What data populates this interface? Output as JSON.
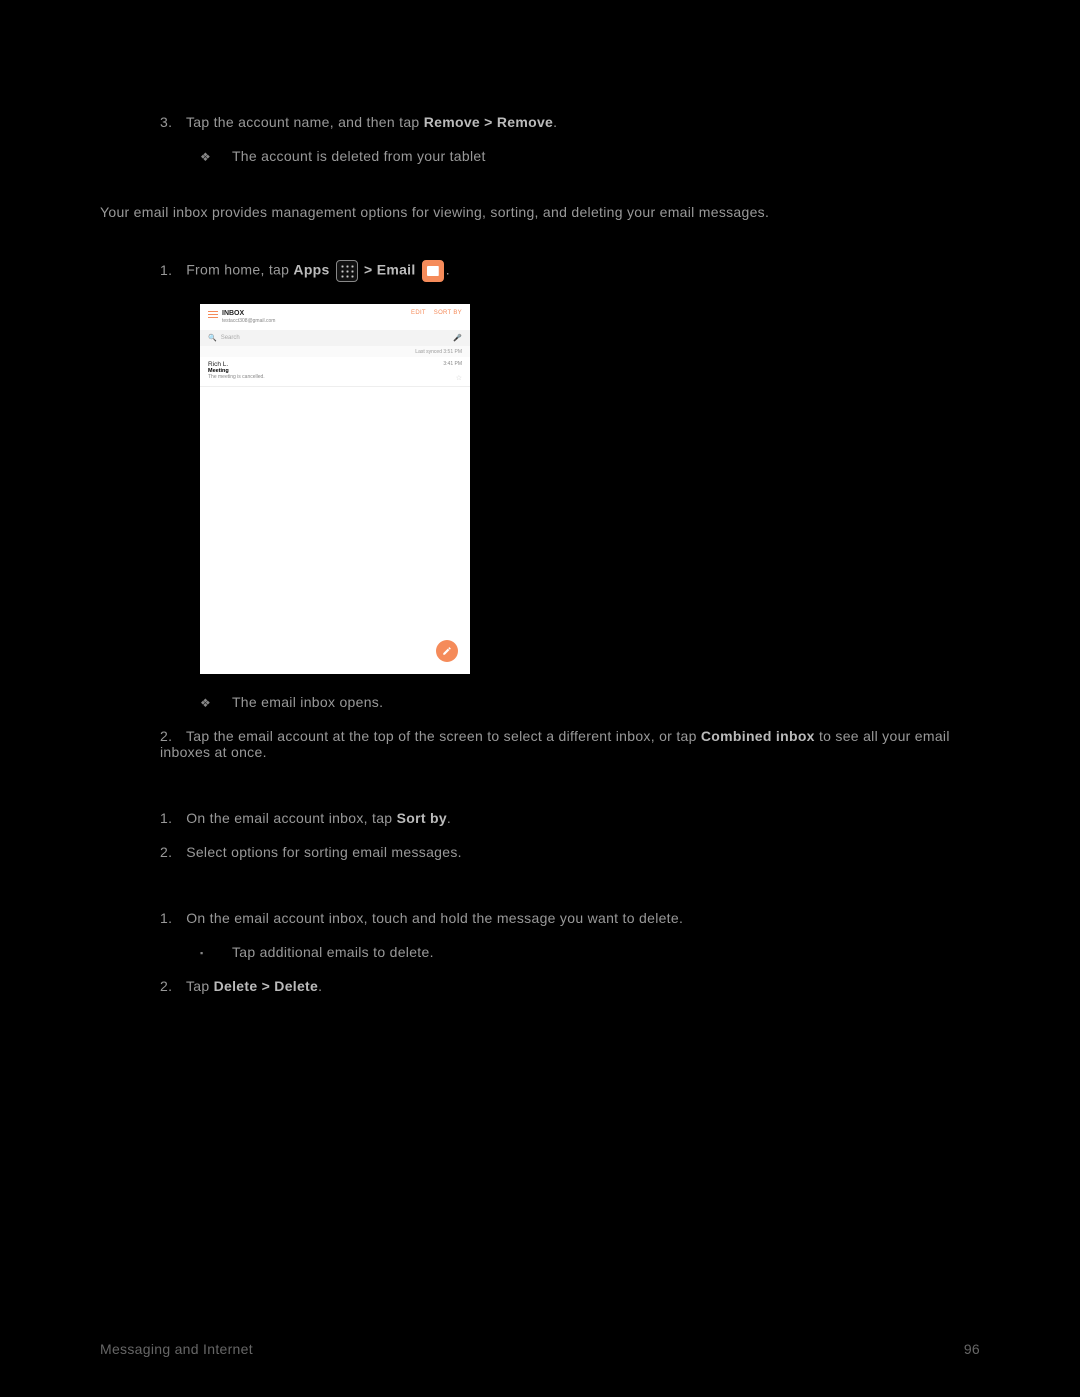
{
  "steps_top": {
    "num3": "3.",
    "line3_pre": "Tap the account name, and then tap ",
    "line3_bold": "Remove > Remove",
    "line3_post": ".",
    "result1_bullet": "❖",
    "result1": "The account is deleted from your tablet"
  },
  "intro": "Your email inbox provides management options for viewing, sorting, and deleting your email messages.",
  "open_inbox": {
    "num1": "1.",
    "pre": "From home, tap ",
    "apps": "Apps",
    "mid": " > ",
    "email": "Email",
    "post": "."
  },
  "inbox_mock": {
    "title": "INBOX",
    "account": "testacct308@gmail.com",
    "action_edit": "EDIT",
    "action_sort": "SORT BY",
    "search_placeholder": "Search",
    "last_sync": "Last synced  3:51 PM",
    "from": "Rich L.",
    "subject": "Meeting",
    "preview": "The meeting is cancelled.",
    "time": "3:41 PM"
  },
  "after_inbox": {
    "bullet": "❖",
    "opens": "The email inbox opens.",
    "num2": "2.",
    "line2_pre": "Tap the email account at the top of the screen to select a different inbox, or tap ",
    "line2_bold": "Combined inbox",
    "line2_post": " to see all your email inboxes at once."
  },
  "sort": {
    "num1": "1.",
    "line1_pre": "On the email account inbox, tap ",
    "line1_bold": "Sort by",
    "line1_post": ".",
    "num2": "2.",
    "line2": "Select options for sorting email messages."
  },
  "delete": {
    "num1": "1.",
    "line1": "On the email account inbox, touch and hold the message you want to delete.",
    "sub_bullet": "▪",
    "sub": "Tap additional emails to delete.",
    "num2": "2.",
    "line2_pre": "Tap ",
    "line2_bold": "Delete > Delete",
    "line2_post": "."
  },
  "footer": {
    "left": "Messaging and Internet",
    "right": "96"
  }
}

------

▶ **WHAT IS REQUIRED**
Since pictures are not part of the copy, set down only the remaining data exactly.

▶ **EXPECTED OUTPUT**
What data populates this interface? Output as JSON.
{
  "steps_top": {
    "num3": "3.",
    "line3_pre": "Tap the account name, and then tap ",
    "line3_bold": "Remove > Remove",
    "line3_post": ".",
    "result1_bullet": "❖",
    "result1": "The account is deleted from your tablet"
  },
  "intro": "Your email inbox provides management options for viewing, sorting, and deleting your email messages.",
  "open_inbox": {
    "num1": "1.",
    "pre": "From home, tap ",
    "apps": "Apps",
    "mid": " > ",
    "email": "Email",
    "post": "."
  },
  "inbox_mock": {
    "title": "INBOX",
    "account": "testacct308@gmail.com",
    "action_edit": "EDIT",
    "action_sort": "SORT BY",
    "search_placeholder": "Search",
    "last_sync": "Last synced  3:51 PM",
    "from": "Rich L.",
    "subject": "Meeting",
    "preview": "The meeting is cancelled.",
    "time": "3:41 PM"
  },
  "after_inbox": {
    "bullet": "❖",
    "opens": "The email inbox opens.",
    "num2": "2.",
    "line2_pre": "Tap the email account at the top of the screen to select a different inbox, or tap ",
    "line2_bold": "Combined inbox",
    "line2_post": " to see all your email inboxes at once."
  },
  "sort": {
    "num1": "1.",
    "line1_pre": "On the email account inbox, tap ",
    "line1_bold": "Sort by",
    "line1_post": ".",
    "num2": "2.",
    "line2": "Select options for sorting email messages."
  },
  "delete": {
    "num1": "1.",
    "line1": "On the email account inbox, touch and hold the message you want to delete.",
    "sub_bullet": "▪",
    "sub": "Tap additional emails to delete.",
    "num2": "2.",
    "line2_pre": "Tap ",
    "line2_bold": "Delete > Delete",
    "line2_post": "."
  },
  "footer": {
    "left": "Messaging and Internet",
    "right": "96"
  }
}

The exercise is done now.